For Lucretia, the business of sex is to provide her husband, gladiator school owner Batiatus (John Hannah), with an heir — any which way she can, including sleeping with the gladiators at the camp. “She begins, what I think, is quite an abusive relationship with the chief gladiator, the champion, hoping that he might impregnate her,” Lawless says. “She’s desperate.”
Lucretia’s deceitfulness is what makes her the polar opposite of Xena, whose butt-kicking justice made her a feminist icon in the late 1990s. “Lucretia’s purely reactive. Time and time again, things go against her and she’s always disappointed, so she has to claw her way back to success,” she says. “She’s a brilliant liar. She has to be. There is no one who’s going to look after her. She doesn’t have a function of her own. If something happens to her husband, whom she loves, she’s lost. Everything in ancient Rome is about status. She’s just the ultimate survivor.”
Spartacus sets record ratings for Starz
Another difference between Lucretia and Xena? As Lucretia, Lawless doesn’t partake in the gruesome battle royale scenes, which, she admits, are not for the faint of heart. But there is a little something for everyone in the show, she says, with its mix of stylized action scenes and dramatic storytelling. Lawless’ husband, Robert Tapert, who produced Xena, created Spartacus with that mass appeal in mind after watching the similarly themed Rome and the big-screen hit 300. “When we watched 300, he went, ‘Oh my God, that’s the way that I can produce my vision on a TV schedule and a TV budget,’” she says.

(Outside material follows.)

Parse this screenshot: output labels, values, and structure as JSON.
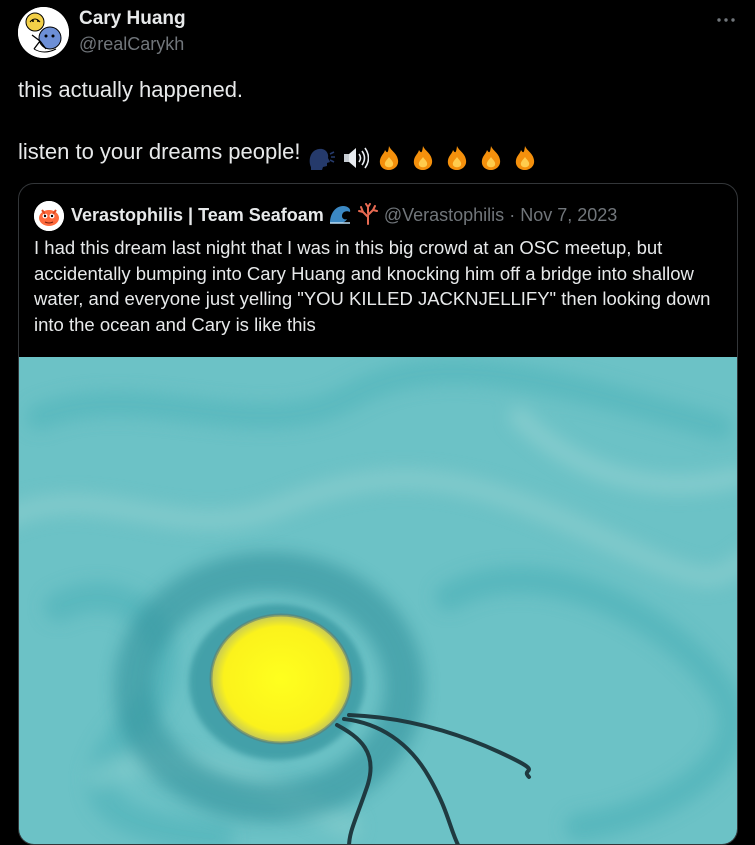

The show shoots in Lawless’ native New Zealand, where she will return in April to begin production on Season 2. In a huge vote of confidence, Starz renewed the series a month before its January premiere. It wasn’t for naught — the series premiered to a record 3.3 million viewers with DVR and encore viewings tabulated.
“It’s really wonderful. I think Starz was really courageous to hop onboard this train,” Lawless says. “This is a wild ride and very intense to shoot. And we have so much good stuff coming up. You get to see that the women are more vicious than the men. My lover, Crixus [played by Manu Bennett], is falling in love with my handmaiden, and it is good. Things get very hot and heavy. And very sticky.”
Spartacus airs Fridays at 10/9c on Starz.